For the next six weeks we're profiling some of the UK's upcoming and mainstay musical movements. First up, we introduce you to Southern Hospitality.
Tell us who Southern Hospitality is and its origins?
Rob Pursey: Southern Hospitality is myself, Davey Boy Smith and Superix. The movement was born out of a general love for new music and largely to represent music we felt might be slightly overlooked, particularly regional rap. Myself and Superix put on events in London in the early to mid-2000s with that agenda and used the Southern Hospitality name to communicate the music policy, realising that once we had there were other people out there who were likeminded and were craving the newer sounds too. Once Davey came on board, everything crystallised and we had an opportunity to push what we saw as cutting-edge rap and R&B music through the new platforms that were emerging. Davey and myself were both writers at the time for various rap-related magazines and just began to push the content through our site, which then made links with many artists and scenes that we could then support and promote.
When we see the words ‘Southern Hospitality’ a lot of rap fans would automatically draw relation to Outkast and the rise of southern rap. Do you guys adopt the “south got something to say” mantra in regards to your musical taste and how you conduct yourselves?
Rob: Yeah, there's definitely a lot of that message in what we try and do, but applied to any area, scene or artist who is bringing something fresh to music. We never discriminate on style, region or aesthetic, if something's dope it's dope, and we don't try to give it too much thought beyond that. So much of our life is spent being inspired by music that we're on a mission to always communicate that enthusiasm and passion. If we can transfer the feeling it gives us to people in our clubs, to our radio show listeners or those who come to our SXSW showcase or whatever, then we've accomplished something. We like to spend time talking about the things we like, rather than the things we don't.
You’ve branched out to LA now, how has the Southern Hospitality brand been received out there compared to your mainstay, London?
Davey Boy Smith: I think there's a general perception of LA as being super exclusive when it comes to its clubs or music scenes in general, but our experience has been quite the opposite. Almost immediately after I moved out here three years ago we were approached to curate and host a Boiler Room rap event, where we had people like Ty Dolla $ign, Iamsu!, Problem, Pink Dollaz and pretty much all our favourite west coast rappers at the time to perform. Shortly after that we started a club residency at The Lash, which is a really special music-forward venue in Downtown LA that's run very much like our central London HQ The Social.

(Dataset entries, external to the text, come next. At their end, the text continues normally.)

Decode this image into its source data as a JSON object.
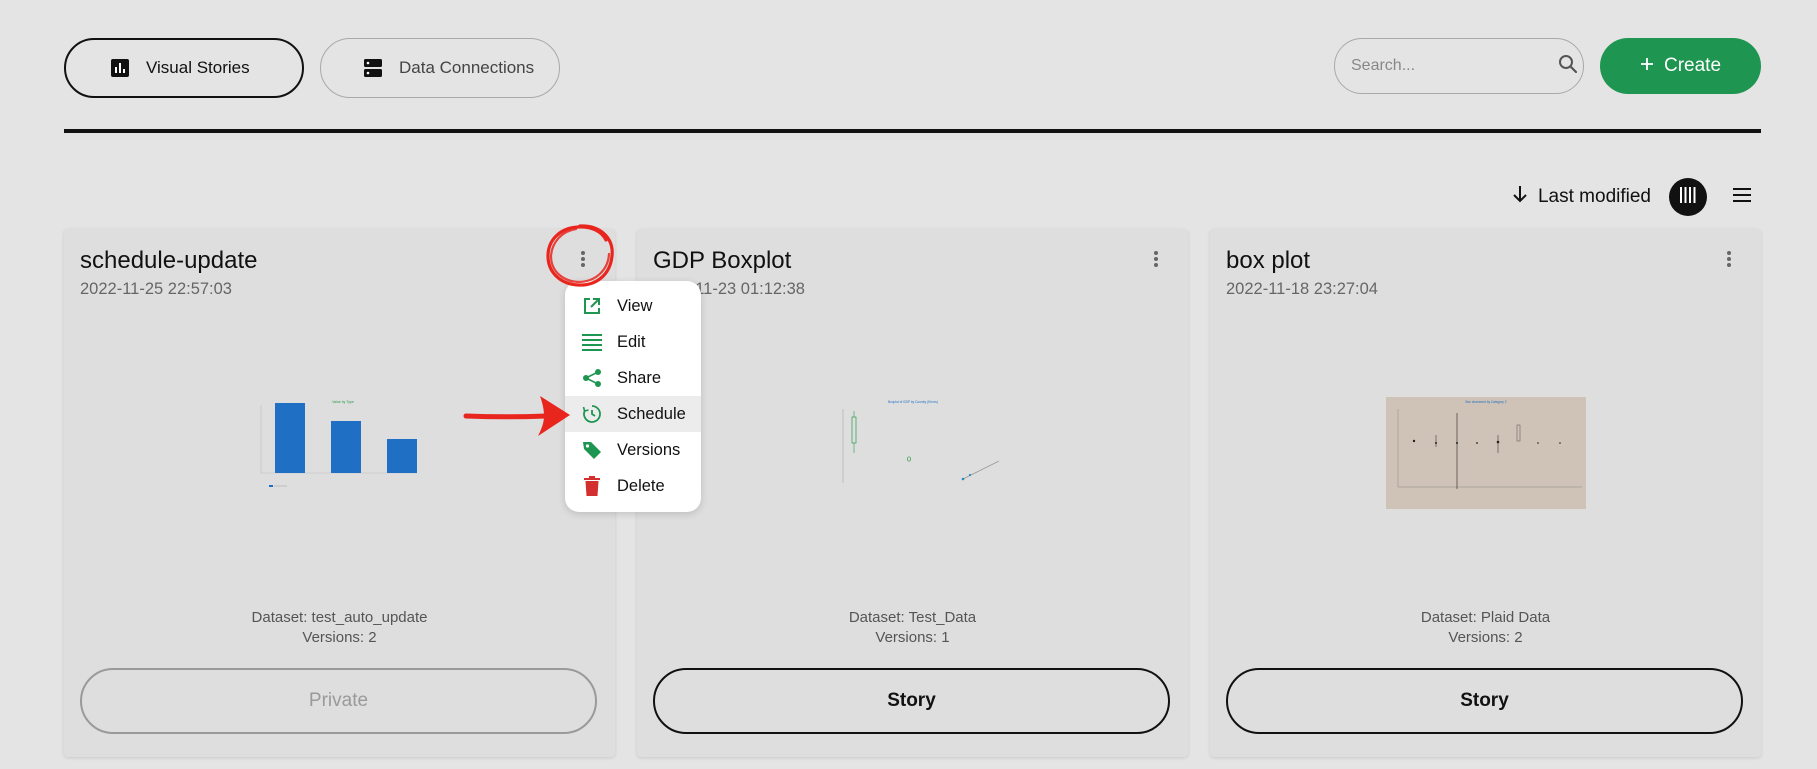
{
  "topbar": {
    "tabs": [
      {
        "label": "Visual Stories",
        "icon": "bar-chart-icon",
        "active": true
      },
      {
        "label": "Data Connections",
        "icon": "server-icon",
        "active": false
      }
    ],
    "search": {
      "placeholder": "Search...",
      "value": ""
    },
    "create_label": "Create"
  },
  "sort": {
    "label": "Last modified",
    "direction": "descending"
  },
  "view_modes": [
    "grid-view-icon",
    "list-view-icon"
  ],
  "cards": [
    {
      "title": "schedule-update",
      "date": "2022-11-25 22:57:03",
      "dataset": "Dataset: test_auto_update",
      "versions": "Versions: 2",
      "action": "Private",
      "thumbnail_title": "Value by Type"
    },
    {
      "title": "GDP Boxplot",
      "date": "2022-11-23 01:12:38",
      "dataset": "Dataset: Test_Data",
      "versions": "Versions: 1",
      "action": "Story",
      "thumbnail_title": "Boxplot of GDP by Country (Errors)"
    },
    {
      "title": "box plot",
      "date": "2022-11-18 23:27:04",
      "dataset": "Dataset: Plaid Data",
      "versions": "Versions: 2",
      "action": "Story",
      "thumbnail_title": "Box chammed by Category 2"
    }
  ],
  "context_menu": {
    "items": [
      {
        "label": "View",
        "icon": "open-external-icon"
      },
      {
        "label": "Edit",
        "icon": "edit-lines-icon"
      },
      {
        "label": "Share",
        "icon": "share-icon"
      },
      {
        "label": "Schedule",
        "icon": "schedule-clock-icon"
      },
      {
        "label": "Versions",
        "icon": "tag-icon"
      },
      {
        "label": "Delete",
        "icon": "trash-icon"
      }
    ],
    "hovered": "Schedule"
  },
  "colors": {
    "background": "#e4e4e4",
    "card": "#dedede",
    "accent_green": "#1e9550",
    "delete_red": "#d32f2f",
    "annotation_red": "#e8261d",
    "thumbnail_blue": "#1f6fc4"
  }
}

We've had some really great write-ups in LA Weekly and it's just the perfect place for all our LA DJ and artist friends to come through and get buck without having to worry about tables and bottle service. I think the fact that we had Gangsta Boo and Scratcha DVA partying hard with us on the same night is probably the best example of how amazing LA is right now.
You guys keep many DJs up to date with your DJ blasts. what are you methods of discovering new music?
Davey: I see it as a personal failure if I'm only hearing something by the time it hits the mp3 sites, so I always keep an eye on regional rap dance YouTube channels to keep my ear to the streets and see what the high school kids are dancing to. And because we share so much music with people it's thankfully fostered a reciprocal relationship where our DJ friends who send us the super new and rare shit they're up on in return.
Rob: I still regularly scour music sites, Twitter, pay attention to what's poppin on Vines, people's radio shows etc. as well as being fortunate to be able to tap into a great network of music lovers who are constantly putting me on to new music – Davey being the foremost supplier! There's definitely some people who operate as great filters out there to get to the authentic music quicker
How important is breaking brand new music in the club/event/show on the regular?
Rob: It's everything to be honest. I DJ around three times a week on average and I feel it's my responsibility to break new club music, as there's no feeling quite like hearing that record loud for the first time and then watching it build week after week until it reaches its peak. If you've owned it from the beginning, rather than only playing it when its poppin, then the audience learn to trust you as a DJ. The same for radio, however, there's even more scope in the range of music as you're not always having to get a room full of people active.
Davey: It's crucial. And if a song is really good enough it should be able to stand up next to all the classic rap anthems people already know, and not just be relegated to the warmup. As Rob says, there's no better feeling than having people go crazy to a song that's dropped that week or that day even. And honestly our crowds are so educated they might even know all the words already.
Superix: There’s so much music that still reminds us all of a time and a place when you first heard it, so for us to be able to be apart of something like that, for others is also an honour and a privilege. Being able to play new music that is sometimes hours old on our radio show is pretty special!
Where do you see the Southern Hospitality movement going in 2016 and beyond?
Rob: In general terms we're just reaching more areas in terms of events, curation, radio, management etc. and spreading the Southern Hospitality message and building on our strong foundations. Our radio show and events are now reaching both UK and US audiences regularly so expanding on this is a priority.